» **What needs to be done**:
Check each line of the records for "active"; collect those that have it.

[Data about app and page elements]
BEGIN

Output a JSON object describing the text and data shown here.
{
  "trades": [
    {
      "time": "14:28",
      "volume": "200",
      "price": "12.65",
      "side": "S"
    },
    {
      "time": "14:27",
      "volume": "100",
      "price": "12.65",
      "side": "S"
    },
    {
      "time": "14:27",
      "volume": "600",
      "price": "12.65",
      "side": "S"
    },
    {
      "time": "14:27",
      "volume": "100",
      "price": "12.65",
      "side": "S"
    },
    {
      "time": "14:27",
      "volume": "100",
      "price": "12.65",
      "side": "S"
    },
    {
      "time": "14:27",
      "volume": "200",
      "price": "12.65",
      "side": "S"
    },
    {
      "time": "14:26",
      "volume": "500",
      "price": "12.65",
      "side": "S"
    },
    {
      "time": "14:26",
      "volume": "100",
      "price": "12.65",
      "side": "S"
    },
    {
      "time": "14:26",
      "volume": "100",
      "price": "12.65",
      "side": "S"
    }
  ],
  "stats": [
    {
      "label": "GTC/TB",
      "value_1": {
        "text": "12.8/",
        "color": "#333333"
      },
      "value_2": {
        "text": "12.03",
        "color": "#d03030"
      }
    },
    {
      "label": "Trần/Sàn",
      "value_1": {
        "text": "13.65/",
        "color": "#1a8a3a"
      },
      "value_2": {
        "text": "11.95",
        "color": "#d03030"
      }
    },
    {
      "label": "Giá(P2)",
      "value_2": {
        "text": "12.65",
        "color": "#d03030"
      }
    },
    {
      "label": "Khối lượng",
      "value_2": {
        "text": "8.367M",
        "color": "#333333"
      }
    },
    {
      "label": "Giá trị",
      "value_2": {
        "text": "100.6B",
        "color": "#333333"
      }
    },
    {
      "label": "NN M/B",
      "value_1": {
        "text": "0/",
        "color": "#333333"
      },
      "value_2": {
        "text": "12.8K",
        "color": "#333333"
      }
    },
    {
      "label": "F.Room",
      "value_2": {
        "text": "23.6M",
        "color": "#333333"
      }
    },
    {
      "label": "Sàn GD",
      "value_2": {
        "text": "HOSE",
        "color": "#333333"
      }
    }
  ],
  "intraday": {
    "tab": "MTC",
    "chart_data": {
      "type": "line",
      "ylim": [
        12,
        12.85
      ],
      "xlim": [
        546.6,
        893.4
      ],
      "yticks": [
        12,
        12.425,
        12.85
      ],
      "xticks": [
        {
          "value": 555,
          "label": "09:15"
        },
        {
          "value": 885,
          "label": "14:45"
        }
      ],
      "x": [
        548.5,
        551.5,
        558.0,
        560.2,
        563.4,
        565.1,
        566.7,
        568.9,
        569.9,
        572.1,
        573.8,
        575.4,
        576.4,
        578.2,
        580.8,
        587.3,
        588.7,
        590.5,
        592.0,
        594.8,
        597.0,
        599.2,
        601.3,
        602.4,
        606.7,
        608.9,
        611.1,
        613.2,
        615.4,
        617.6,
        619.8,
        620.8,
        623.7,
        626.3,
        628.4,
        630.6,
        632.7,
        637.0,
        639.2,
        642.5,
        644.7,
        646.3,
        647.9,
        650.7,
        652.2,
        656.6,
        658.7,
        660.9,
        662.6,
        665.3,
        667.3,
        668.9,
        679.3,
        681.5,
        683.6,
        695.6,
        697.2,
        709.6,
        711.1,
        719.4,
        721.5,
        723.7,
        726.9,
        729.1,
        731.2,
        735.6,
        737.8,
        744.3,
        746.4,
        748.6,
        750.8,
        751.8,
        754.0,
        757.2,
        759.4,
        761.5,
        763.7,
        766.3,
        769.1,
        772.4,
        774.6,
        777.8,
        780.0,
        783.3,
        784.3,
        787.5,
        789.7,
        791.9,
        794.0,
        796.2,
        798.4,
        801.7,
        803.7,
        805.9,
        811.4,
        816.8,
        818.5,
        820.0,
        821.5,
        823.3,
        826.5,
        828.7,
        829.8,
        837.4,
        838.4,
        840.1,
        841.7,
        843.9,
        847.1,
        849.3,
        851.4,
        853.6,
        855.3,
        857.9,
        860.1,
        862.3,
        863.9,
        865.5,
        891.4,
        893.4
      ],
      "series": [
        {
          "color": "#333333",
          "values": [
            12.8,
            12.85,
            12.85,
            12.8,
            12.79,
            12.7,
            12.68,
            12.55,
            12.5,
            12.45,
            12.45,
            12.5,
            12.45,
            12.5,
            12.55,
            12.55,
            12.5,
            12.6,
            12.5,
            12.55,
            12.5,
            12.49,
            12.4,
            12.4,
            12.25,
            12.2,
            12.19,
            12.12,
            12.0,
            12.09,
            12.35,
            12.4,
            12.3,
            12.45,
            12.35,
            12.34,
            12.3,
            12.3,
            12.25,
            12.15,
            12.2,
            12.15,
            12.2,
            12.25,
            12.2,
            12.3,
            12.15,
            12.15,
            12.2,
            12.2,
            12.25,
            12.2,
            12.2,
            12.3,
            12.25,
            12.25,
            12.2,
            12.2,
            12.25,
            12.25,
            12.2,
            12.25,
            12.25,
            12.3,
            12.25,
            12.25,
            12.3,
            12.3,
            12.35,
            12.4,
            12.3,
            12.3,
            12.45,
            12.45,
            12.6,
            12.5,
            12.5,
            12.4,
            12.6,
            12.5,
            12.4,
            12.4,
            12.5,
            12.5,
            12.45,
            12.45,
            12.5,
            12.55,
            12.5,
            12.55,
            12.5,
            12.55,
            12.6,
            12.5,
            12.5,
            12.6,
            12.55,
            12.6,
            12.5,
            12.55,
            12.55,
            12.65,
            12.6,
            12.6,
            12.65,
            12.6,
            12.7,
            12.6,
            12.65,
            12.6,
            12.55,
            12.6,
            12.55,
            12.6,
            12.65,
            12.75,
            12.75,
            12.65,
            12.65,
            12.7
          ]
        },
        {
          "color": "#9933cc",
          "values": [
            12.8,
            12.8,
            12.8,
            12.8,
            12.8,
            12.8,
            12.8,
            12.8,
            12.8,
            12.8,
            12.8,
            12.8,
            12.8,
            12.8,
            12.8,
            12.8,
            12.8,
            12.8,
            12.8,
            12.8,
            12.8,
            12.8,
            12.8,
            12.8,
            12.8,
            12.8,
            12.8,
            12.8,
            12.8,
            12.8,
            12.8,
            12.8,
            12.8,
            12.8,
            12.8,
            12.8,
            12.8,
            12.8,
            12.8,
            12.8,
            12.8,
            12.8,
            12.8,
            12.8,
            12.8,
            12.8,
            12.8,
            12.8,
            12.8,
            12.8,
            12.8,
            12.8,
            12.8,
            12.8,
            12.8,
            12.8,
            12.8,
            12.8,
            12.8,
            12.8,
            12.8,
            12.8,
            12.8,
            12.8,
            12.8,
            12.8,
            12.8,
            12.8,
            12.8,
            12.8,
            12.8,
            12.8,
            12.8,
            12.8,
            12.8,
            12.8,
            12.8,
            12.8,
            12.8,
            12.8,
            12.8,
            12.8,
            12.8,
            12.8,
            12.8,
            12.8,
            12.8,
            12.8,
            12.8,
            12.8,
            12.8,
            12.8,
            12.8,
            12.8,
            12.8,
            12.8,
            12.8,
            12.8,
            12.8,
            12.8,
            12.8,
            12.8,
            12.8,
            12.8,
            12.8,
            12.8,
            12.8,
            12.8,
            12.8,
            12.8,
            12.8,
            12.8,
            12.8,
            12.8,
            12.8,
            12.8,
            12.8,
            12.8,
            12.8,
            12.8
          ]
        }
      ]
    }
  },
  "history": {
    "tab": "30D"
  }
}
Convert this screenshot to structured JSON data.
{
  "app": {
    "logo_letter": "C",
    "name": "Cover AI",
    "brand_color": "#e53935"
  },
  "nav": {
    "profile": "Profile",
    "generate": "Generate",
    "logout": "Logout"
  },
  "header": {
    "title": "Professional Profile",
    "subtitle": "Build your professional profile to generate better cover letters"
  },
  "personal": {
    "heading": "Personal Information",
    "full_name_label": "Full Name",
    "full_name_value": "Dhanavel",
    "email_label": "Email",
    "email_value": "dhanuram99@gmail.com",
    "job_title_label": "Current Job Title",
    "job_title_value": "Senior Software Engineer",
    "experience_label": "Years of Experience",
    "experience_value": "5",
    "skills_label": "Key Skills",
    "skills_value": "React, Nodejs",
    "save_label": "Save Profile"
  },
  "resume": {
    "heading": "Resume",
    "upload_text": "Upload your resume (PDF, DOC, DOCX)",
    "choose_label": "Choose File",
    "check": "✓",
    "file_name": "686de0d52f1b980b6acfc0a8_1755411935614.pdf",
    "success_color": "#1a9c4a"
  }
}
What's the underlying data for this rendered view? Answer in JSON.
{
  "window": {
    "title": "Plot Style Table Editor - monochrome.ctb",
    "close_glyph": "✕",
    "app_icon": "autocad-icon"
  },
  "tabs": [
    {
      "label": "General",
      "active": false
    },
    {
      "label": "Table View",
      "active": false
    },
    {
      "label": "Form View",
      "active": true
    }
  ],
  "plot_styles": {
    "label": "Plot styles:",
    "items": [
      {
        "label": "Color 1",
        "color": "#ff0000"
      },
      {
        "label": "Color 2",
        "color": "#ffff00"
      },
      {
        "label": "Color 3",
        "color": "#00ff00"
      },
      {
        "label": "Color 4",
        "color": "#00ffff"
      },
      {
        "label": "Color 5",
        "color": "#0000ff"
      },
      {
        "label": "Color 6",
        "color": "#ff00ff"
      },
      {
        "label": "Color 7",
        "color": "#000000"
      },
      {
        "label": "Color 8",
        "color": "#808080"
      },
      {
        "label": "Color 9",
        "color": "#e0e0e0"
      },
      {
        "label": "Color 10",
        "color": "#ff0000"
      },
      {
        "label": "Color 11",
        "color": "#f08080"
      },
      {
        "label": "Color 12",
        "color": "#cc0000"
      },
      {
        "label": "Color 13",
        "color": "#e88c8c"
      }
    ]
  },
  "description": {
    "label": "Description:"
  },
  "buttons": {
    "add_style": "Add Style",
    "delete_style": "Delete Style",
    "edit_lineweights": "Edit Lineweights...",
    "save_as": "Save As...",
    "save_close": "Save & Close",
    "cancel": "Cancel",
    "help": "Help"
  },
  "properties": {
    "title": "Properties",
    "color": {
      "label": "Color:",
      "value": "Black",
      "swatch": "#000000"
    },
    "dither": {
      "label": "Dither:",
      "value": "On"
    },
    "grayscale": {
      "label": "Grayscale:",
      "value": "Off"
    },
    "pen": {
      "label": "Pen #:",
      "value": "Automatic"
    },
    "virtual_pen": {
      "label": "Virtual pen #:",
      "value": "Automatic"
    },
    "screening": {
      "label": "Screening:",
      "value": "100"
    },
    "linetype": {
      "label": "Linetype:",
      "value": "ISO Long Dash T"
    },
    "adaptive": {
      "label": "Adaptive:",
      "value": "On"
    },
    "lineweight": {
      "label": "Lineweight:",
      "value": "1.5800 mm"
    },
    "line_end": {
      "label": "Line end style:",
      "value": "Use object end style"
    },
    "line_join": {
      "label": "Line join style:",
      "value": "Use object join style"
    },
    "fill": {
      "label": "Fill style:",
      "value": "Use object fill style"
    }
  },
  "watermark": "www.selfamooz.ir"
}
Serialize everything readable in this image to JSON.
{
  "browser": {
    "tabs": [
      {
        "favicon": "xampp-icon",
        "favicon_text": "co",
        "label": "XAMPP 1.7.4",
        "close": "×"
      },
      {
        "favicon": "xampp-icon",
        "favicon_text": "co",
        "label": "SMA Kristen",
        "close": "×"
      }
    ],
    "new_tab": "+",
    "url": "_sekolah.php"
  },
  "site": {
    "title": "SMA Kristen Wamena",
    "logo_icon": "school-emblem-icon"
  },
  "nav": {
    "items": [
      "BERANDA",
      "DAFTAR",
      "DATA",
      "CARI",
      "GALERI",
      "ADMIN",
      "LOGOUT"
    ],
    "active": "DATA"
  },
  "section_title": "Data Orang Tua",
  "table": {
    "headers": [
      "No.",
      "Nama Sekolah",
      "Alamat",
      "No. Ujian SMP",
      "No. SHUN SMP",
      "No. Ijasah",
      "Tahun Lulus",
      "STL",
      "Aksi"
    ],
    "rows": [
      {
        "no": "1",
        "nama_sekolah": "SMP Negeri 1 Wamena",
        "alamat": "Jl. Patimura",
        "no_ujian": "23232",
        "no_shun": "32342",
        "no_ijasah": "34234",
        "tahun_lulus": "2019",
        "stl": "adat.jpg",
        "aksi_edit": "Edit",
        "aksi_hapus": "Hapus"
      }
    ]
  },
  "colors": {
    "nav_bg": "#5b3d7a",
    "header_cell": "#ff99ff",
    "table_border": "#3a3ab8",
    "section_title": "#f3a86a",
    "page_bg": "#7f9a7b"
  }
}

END

» **Exercise answer**:
      "active": false
      "active": false
      "active": true
    "active": "DATA"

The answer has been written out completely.